College of Arts and Sciences
Length of Campus-only Access
Masters Thesis (Open Access)

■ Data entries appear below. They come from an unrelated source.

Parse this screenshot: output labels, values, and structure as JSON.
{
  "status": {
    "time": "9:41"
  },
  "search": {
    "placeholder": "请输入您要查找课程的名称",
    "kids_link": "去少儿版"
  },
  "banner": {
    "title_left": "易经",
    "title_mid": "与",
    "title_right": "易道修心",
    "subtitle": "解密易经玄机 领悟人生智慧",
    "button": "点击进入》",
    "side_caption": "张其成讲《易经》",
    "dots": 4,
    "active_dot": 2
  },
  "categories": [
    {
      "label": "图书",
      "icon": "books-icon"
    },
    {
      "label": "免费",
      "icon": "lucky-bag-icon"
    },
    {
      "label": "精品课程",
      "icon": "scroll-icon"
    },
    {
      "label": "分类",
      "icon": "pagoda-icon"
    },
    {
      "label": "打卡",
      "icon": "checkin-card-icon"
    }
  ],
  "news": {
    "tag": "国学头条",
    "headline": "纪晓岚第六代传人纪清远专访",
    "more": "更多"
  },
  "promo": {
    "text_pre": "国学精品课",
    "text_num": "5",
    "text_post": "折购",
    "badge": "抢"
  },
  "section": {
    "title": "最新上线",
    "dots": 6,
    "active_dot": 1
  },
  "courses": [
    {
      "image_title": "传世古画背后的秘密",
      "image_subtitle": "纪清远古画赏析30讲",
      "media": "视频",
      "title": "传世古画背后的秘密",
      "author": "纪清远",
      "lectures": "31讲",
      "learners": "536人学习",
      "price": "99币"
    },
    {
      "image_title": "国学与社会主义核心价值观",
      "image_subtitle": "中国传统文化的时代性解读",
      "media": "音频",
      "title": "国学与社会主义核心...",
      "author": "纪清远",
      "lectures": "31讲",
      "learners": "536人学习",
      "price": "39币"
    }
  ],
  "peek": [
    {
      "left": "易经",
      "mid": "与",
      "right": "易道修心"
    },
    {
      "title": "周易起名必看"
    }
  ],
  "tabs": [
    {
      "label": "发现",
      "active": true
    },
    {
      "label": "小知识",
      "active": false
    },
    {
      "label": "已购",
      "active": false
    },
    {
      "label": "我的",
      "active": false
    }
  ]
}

Diebel, Anne H., "Adaptation to Pregnancy as a Function of Sex-Role" (1980). Retrospective Theses and Dissertations. 478.